It’s no surprise that Konami, the originator of peripheral-based rhythm gaming, is jumping into the fray against “Guitar Hero” and “Rock Band.” What’s unexpected is that the move is being made so late and with such a disappointing entry as “Rock Revolution.”
As the originator of peripheral-based rhythm gaming with “Dance Dance Revolution” and its foot-stomping pad, it’s no surprise that Japanese publisher Konami is jumping into the instrumental fray against “Guitar Hero” and “Rock Band.” What’s surprising is that it’s making the move so late and with such a disappointing entry. “Rock Revolution” is overly complex where it should be simple, and soulless where it should be rich — in short, it’s just a pretender, not a contender, and has no chance of overthrowing the kings of the genre.Although “Rock Revolution,” which lacks a singing component, is compatible with instrument peripherals from the two market leaders, its distinguishing feature is an original drum kit (available in November). With six quiet, springy drum pads to “Rock Band’s” four, it looks promising for wannabe Neil Pearts, but the execution is awkward and impractical. The game recommends — and its note layout requires — players to drum with hands crossed for an “authentic drumming experience.” It’s a nice idea for those who want the type of challenging complexity that “Guitar Hero” offers for its instrument.
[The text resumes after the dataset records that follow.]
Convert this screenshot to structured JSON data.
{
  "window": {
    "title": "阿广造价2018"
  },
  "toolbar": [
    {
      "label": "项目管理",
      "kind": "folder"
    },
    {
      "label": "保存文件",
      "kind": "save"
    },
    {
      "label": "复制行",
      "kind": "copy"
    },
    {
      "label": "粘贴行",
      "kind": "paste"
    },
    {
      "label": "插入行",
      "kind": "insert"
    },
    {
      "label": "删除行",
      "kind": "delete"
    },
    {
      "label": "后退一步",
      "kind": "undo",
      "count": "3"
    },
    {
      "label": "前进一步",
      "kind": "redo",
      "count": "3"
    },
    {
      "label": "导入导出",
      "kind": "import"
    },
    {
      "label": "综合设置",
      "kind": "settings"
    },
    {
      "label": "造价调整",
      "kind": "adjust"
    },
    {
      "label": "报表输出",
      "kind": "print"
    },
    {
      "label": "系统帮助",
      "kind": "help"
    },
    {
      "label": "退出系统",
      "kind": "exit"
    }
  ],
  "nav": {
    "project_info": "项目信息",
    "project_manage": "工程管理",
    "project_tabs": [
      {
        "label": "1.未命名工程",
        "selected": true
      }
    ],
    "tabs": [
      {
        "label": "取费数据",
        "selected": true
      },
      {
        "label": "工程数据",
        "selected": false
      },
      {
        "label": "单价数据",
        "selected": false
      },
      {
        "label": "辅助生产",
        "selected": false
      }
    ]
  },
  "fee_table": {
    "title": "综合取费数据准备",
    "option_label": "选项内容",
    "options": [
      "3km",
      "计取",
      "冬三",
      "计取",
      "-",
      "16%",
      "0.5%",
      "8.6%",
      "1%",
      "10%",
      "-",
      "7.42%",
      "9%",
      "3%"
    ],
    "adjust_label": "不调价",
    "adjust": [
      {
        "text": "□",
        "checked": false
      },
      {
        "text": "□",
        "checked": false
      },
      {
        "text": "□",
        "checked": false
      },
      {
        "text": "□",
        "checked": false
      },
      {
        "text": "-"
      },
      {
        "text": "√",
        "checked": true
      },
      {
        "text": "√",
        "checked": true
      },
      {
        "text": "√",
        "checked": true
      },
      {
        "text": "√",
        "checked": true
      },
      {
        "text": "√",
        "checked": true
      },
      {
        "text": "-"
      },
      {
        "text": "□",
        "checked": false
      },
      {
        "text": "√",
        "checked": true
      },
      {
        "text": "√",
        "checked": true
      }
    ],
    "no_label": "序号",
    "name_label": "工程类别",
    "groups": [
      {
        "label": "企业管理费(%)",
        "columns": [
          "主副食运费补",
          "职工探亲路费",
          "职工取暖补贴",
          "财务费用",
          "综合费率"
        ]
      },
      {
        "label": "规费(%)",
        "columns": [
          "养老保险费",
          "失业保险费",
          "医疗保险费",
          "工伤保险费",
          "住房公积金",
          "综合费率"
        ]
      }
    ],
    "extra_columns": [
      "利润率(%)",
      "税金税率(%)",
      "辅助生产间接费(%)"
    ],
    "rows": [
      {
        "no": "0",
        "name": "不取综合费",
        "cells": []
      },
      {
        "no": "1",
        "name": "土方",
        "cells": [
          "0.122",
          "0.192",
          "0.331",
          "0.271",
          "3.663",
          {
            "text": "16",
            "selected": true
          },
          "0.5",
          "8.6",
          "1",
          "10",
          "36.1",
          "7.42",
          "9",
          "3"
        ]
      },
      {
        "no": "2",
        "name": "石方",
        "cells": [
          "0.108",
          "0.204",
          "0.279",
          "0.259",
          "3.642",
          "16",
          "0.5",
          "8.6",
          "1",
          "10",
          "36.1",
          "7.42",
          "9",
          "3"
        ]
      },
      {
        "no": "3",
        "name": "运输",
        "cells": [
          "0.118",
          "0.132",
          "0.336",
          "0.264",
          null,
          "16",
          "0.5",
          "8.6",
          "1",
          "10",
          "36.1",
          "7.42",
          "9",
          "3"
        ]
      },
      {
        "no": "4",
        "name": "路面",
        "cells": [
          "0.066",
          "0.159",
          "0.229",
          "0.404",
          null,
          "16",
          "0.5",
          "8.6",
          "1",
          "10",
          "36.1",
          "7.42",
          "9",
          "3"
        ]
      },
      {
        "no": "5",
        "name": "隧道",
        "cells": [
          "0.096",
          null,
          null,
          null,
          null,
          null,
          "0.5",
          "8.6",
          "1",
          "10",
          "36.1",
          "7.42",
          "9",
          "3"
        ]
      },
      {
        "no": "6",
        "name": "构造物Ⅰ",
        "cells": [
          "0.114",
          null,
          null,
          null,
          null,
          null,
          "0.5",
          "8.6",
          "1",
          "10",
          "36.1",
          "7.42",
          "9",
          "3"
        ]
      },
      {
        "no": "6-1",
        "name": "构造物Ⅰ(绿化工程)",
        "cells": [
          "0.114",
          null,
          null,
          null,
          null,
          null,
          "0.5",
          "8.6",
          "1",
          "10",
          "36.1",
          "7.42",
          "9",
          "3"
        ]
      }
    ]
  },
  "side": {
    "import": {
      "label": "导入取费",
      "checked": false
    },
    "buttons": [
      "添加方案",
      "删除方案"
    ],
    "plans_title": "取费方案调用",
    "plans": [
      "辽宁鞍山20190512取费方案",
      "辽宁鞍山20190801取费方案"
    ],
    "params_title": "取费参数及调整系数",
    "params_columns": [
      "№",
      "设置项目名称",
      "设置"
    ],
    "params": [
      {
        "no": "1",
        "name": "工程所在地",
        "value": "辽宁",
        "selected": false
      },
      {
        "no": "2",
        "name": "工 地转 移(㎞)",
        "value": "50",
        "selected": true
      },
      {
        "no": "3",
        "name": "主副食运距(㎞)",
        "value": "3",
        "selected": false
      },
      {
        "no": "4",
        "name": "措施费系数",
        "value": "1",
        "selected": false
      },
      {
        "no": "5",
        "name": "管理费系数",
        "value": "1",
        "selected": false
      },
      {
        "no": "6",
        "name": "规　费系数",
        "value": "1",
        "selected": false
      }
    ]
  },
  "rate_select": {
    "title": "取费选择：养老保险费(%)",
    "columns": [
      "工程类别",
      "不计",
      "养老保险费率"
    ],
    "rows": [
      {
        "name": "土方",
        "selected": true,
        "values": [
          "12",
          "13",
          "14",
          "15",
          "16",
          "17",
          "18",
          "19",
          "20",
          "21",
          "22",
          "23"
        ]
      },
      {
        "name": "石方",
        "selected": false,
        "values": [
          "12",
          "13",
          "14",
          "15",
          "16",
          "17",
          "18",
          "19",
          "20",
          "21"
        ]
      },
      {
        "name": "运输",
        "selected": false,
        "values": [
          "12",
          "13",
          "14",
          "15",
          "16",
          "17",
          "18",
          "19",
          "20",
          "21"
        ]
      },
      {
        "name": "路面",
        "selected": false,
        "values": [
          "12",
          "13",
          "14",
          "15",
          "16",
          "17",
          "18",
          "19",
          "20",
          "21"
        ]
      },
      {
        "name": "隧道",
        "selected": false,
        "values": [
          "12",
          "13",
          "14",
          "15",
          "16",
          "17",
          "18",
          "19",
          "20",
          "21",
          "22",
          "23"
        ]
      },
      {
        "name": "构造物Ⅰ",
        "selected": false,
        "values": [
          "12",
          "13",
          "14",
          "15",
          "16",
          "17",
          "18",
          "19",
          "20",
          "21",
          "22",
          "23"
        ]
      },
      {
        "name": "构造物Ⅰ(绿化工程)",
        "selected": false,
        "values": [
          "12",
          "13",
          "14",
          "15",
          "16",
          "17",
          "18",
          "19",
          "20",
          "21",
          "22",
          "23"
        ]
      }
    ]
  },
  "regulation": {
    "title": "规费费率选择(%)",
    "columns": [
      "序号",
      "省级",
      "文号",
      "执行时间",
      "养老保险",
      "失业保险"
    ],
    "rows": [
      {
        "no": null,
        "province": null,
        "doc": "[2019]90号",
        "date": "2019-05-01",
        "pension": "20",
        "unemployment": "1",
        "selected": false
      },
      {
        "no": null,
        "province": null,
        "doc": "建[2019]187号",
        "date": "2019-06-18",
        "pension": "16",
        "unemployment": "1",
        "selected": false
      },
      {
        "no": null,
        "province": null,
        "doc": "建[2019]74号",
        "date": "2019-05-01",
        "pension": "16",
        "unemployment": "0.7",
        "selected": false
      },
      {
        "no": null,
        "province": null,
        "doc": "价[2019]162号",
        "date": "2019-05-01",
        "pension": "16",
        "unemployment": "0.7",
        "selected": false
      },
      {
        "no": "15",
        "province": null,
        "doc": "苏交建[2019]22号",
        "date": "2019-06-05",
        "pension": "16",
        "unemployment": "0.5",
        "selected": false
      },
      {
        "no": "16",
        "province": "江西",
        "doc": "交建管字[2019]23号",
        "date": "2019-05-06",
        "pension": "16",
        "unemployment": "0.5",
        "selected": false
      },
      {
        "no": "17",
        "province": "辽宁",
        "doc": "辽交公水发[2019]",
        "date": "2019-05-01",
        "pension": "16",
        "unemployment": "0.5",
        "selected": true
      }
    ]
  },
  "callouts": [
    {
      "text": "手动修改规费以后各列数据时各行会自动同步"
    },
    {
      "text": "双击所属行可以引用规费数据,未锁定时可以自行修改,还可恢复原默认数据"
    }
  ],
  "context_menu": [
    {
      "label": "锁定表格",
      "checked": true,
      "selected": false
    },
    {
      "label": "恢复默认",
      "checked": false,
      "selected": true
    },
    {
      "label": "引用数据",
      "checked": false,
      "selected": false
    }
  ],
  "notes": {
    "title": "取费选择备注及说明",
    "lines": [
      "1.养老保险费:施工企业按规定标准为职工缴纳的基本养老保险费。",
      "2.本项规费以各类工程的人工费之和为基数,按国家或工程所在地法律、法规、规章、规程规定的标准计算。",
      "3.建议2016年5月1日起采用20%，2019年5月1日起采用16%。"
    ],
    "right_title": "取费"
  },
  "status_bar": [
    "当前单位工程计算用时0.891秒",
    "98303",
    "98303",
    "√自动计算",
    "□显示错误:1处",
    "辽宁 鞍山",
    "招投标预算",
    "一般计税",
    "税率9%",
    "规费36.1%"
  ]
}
However, the too-small drum pads are difficult to hit, and players are more likely to whack themselves and the pads’ plastic edges more often than they hit the note. While the on-screen interface mimics the scrolling notes used in “Guitar Hero” and “Rock Band,” it has a few tweaks that work poorly. Drum’s foot pedal, indicated by a long bar in “Rock Band,” is signaled here by an oddly-shaped orange note that sits alongside the beats to be played. It’s not visually intuitive and, to make matters worse, the missed note sound cue is rather percussive on its own, making it difficult to tell success from failure. There’s also the bizarre addition of “poison notes” that players have to avoid hitting. They’re placed in completely logical locations for real notes and feel like punishment for those who are getting into the rhythm instead of paying attention to subtle visual clues. This type of stereotypical videogame element completely prevents immersion in the rock-fantasy experience that gives the genre its appeal. Rhythm games live and die by their song lists and “Rock Revolution” fails to distinguish itself here as well. The 41 included tracks range from socially sanctioned “classics” (“Blitzkrieg Bop” again?) to generic top 40 corporate rock (Fall Out Boy, Papa Roach). There isn’t a single major artist not present in other music games that could give “Rock Revolution” a competitive advantage. What’s more, they’re all covers, and while most music games mix those in with master recordings, “Rock Revolution’s” reproductions are only passable at best. The game also is absent any sort of stylistic flair — the selectable characters are generic and the venues feel basic and hollow, meaning the sense of progression from garage-band newbie to rock god just isn’t there. “Rock Revolution’s” one interesting feature is the ability to record and mix one’s own music in a separate “Studio” mode, where players will probably enjoy themselves more than in the main game. It’d be even better if players were able to turn the songs they create into playable levels, as will be possible with a similar feature in the upcoming “Guitar Hero: World Tour,” but inventing music and playing it back is a neat perk. Perhaps not coincidentally, the game’s packaging features the same blue glow and rocker-silhouette motif as “Rock Band.” That makes “Rock Revolution” look like a generic — if not cheap — knockoff, and sadly, that’s exactly what it is.